I remember several moments in my most important relationships?personal and professional?when I was confronted by terror, betrayal, seduction or greed. I felt the tug of simple solutions: to run away and escape, to grasp for safety and rescue myself, to give up and let the waters close over me. It was only the model of my parents?the shining examples of leaders I have known?and the strength of my own character that allowed me to stay at the helm, maintaining shreds of hope and faith, while I steered for a safe harbor that often seemed far beyond the horizon.
No less important than a moral frame of reference and solid character in getting through very difficult situations is talent in navigation and piloting. This requires skill at decision making, a mental library of similar tactical situations, and maneuvering skills that demand a sense of pace, timing and a feel for the environment around you.

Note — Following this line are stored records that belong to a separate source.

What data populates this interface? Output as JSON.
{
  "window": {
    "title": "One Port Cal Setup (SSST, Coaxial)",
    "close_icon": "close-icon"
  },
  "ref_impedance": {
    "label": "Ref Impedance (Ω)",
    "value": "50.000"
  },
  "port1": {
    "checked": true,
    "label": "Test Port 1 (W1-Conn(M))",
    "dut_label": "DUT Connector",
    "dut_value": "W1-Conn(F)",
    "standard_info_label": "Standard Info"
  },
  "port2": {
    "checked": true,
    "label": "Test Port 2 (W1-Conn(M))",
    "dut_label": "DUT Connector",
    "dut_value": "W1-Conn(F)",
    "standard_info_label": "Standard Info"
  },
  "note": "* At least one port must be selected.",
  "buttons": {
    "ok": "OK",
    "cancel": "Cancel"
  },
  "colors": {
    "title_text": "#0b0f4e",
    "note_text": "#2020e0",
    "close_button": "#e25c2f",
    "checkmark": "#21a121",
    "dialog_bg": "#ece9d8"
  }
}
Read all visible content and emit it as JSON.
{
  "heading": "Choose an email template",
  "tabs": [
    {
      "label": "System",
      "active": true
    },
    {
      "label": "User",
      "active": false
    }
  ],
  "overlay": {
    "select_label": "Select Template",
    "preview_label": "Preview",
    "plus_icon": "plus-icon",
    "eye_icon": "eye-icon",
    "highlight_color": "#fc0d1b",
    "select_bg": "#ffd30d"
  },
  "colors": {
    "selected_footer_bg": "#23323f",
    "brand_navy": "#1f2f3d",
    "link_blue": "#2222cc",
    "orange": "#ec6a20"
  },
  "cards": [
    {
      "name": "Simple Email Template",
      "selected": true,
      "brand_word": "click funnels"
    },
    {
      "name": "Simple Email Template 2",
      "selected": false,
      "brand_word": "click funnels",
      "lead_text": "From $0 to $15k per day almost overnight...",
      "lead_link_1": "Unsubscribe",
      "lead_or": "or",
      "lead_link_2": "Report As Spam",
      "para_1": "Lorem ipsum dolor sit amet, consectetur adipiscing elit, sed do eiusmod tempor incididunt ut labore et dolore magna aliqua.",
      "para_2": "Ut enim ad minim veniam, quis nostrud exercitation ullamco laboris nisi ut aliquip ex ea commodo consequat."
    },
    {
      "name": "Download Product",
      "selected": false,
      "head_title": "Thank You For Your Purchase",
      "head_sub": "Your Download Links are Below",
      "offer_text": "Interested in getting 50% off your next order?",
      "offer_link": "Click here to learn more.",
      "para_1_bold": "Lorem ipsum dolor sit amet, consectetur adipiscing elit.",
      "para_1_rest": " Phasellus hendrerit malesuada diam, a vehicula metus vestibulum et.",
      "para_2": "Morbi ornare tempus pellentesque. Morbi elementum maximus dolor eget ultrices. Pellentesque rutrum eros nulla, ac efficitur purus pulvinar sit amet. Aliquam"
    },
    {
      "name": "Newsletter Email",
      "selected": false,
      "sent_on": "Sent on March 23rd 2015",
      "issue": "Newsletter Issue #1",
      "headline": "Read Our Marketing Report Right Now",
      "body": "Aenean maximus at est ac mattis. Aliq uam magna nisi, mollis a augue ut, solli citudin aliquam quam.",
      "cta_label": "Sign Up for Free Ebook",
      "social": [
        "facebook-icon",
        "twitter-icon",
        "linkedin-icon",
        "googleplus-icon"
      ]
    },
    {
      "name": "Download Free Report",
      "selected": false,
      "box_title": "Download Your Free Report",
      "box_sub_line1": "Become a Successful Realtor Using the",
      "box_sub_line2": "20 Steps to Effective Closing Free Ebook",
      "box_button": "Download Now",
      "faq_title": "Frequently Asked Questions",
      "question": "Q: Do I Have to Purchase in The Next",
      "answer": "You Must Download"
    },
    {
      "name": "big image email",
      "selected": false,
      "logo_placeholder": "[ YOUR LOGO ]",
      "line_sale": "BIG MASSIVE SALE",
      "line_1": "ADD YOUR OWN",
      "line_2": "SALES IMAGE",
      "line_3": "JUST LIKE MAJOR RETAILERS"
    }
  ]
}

In selling my latest venture in face of the recent market crash, the collapse of the venture capital markets and the loss of my business partner to an active-duty call-up by the armed forces after 9/11, I knew most of what we were up against. But it still took more than 10 months of pure tactical negotiation, mediation, counseling, hand-holding, coaching, struggle and confrontation to actually execute the decisions and balance the risks and rewards to get to a reasonable outcome.
Because so much of what I’ve discussed here is deeply personal, writing this column became a moment of truth for me. Would I have the courage to discuss my most difficult experiences? Or was I going to gloss them over with a few expedient themes? In keeping with the spirit of this column, I’ve tried to follow the former path. If you can do the same with your own touchstones, you will find lessons that will make you a better leader. But more important, you can go forward on the most significant of journeys, becoming a better person.
Share your moments of truth by writing us at firstname.lastname@example.org. Christopher Hoenig has been an entrepreneur (CEO of Exolve), consultant (McKinsey & Co.) and inventor, and he is the author of The Problem Solving Journey: Your Guide for Making Decisions and Getting Results. He is a director of strategic issues for the General Accounting Office.